Al-Shraah and his men are the fourth Jordanian Contingent in Sarajevo. They are located at Sarajevo Airport, next to the French Contingent. The first Jordanian Contingent came to BiH in February 1996 and consisted of 50 men. Jordan then had four battalions in Croatia and Slovenia.
Today, the number of Jordanians in Sarajevo has been reduced to one small but highly-trained unit. There is also a platoon left in Zagreb guarding Pleso Airport until they finish their tour at the end of November, but it is uncertain yet whether the unit will be replaced.
For the Jordanians being in BiH is quite a different experience. The terrain in Bosnia is quite different to the hot desert areas of Jordan. But peace-support operations are not a new thing for these proud soldiers from the Middle-East. Jordan has participated in several other missions, such as Angola, Cambodia, Georgia and Haiti. In BiH they are also represented by 250 members of IPTF.
"We are enjoying our stay in Bosnia very much. We use our spare time to do trips and reconnaissance in areas where we may have to work in, in case the situation here in Bosnia makes it necessary. But I really hope we will have a peaceful and quiet time here," said Al-Shraah.
"This is the first time I am away from Jordan. It is a very good experience, both for myself and my country, to learn multinational co-operation," said Corporal Tofik Al Hamayda. "Ill be able to use what I learn here to make it better back in Jordan. That is partly why I like my job so much. The French and the Americans I work with are also very friendly and skilful." He and the other Jordanians all say they are taking pictures of Sarajevo to show their families in Jordan what life is like here.

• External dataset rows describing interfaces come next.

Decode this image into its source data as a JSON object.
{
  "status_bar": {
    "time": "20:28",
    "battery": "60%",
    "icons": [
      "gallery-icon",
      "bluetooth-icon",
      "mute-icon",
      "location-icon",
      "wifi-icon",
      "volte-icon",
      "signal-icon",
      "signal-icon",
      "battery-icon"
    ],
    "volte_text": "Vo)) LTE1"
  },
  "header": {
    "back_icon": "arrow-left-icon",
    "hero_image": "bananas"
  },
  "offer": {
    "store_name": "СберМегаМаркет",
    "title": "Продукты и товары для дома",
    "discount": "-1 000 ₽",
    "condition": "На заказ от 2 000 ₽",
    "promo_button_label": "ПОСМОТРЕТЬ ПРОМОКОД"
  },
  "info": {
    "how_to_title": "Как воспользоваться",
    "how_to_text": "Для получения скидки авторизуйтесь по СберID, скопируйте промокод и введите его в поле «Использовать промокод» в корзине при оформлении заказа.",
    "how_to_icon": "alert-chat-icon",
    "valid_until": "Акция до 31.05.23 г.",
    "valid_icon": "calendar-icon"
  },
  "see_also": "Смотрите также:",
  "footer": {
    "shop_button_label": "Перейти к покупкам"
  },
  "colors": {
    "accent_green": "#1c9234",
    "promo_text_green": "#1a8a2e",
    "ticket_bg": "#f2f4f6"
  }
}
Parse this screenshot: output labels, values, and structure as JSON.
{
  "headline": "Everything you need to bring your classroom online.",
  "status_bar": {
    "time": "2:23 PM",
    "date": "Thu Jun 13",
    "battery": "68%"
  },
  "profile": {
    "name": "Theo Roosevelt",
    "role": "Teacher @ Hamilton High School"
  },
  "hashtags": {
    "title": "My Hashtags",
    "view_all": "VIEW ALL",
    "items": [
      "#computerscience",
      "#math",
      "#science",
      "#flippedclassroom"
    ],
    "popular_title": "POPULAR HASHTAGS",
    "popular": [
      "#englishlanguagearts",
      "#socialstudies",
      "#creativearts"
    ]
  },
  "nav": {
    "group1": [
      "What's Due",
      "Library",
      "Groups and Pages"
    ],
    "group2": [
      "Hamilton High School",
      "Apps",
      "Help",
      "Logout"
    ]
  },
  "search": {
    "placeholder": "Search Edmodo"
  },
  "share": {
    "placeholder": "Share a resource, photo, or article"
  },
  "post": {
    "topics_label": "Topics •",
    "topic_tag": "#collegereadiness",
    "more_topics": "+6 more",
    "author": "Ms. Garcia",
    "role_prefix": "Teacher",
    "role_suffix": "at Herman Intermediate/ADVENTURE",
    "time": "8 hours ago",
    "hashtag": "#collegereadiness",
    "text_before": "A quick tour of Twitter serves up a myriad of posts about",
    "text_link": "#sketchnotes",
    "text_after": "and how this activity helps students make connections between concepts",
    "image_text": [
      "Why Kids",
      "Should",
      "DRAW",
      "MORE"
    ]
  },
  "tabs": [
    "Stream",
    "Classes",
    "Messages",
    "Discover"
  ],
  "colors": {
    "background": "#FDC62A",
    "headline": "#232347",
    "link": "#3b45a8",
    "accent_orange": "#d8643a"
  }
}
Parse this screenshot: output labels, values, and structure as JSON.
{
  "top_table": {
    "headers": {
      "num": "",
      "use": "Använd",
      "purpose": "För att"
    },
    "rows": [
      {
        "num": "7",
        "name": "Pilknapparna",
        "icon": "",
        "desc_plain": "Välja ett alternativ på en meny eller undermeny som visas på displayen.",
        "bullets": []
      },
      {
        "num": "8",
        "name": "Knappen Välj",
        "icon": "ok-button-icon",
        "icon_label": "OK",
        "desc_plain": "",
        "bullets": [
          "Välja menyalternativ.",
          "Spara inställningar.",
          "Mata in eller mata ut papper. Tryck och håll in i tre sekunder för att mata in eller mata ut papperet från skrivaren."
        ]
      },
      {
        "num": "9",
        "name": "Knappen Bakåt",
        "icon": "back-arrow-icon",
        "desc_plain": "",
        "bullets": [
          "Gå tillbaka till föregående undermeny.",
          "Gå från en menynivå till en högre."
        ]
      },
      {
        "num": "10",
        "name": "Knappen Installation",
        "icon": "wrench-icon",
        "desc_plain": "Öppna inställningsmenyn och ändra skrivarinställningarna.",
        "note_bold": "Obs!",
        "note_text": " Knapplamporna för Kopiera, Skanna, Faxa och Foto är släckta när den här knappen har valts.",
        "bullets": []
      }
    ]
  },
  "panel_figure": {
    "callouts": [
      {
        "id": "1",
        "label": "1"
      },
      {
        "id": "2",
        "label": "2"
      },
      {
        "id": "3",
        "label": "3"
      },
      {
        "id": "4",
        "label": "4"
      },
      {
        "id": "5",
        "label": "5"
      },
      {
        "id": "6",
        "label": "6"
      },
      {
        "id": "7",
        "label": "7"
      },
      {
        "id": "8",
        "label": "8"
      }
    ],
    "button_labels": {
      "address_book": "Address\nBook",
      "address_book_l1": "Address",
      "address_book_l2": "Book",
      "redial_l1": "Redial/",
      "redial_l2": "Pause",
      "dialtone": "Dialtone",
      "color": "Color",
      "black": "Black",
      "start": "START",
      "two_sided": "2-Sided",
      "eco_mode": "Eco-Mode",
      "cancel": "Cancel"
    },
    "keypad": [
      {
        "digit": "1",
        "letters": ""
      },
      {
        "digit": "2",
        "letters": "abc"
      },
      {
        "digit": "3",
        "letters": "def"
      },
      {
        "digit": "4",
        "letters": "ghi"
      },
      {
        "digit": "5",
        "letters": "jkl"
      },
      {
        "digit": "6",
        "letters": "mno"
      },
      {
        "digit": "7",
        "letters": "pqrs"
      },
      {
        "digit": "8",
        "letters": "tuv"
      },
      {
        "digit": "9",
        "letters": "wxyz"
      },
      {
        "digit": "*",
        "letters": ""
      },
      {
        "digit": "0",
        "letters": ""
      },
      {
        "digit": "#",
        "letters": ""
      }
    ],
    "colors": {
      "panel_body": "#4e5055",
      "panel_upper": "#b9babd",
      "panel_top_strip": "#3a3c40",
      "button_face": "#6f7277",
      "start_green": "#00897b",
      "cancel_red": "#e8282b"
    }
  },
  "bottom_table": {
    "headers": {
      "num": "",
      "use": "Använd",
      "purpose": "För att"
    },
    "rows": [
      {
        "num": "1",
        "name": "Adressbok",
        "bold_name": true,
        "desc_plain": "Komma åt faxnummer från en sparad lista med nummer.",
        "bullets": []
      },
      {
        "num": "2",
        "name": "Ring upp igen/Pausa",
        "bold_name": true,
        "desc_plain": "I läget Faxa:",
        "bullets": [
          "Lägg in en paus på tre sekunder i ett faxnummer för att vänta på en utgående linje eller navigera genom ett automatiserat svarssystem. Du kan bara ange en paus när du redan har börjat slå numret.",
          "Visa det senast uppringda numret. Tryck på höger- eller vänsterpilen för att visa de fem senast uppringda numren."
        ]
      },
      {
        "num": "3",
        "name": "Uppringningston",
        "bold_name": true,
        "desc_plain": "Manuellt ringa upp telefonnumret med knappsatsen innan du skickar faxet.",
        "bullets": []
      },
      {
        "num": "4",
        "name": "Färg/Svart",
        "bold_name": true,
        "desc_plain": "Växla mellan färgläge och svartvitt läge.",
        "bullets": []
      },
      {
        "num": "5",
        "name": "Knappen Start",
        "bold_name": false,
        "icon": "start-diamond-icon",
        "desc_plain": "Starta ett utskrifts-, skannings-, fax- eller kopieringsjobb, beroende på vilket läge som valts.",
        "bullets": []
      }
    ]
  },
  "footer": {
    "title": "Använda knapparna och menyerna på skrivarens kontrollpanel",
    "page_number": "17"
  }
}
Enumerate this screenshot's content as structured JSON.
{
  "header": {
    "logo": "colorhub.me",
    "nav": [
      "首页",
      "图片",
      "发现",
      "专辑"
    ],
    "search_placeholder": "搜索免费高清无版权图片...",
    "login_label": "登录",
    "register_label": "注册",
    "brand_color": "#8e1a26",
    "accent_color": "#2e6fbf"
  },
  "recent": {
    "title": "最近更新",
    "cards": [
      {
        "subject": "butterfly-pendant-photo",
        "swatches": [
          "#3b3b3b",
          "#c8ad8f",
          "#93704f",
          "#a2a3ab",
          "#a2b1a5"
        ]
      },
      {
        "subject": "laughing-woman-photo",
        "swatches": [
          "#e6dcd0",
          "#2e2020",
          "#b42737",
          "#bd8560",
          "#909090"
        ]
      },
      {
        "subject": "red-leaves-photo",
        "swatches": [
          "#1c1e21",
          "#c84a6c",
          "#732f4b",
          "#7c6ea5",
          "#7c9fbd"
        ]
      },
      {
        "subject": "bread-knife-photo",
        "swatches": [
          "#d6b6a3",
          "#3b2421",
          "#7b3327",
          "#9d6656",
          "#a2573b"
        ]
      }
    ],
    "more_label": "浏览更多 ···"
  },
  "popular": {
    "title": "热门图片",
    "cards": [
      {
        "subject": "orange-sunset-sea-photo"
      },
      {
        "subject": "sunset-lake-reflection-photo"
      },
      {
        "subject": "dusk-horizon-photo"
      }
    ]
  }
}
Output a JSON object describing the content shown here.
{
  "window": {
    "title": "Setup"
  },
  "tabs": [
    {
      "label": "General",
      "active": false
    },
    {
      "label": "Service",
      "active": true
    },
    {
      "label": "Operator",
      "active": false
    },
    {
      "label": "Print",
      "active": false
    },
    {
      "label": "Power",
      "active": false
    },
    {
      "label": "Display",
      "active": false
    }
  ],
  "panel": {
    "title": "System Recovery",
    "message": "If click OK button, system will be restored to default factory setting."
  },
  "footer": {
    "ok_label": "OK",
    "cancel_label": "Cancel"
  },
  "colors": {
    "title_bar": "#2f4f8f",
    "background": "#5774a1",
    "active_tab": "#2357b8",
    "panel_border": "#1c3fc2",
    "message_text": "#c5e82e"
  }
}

"My family is happy for me, being able to be a part of the Stabilising Force in Bosnia and participate in the peace keeping process," said Al Hamayda. He and the other Jordanians will not see their families until they return to Jordan after the 6-month tour ends in March.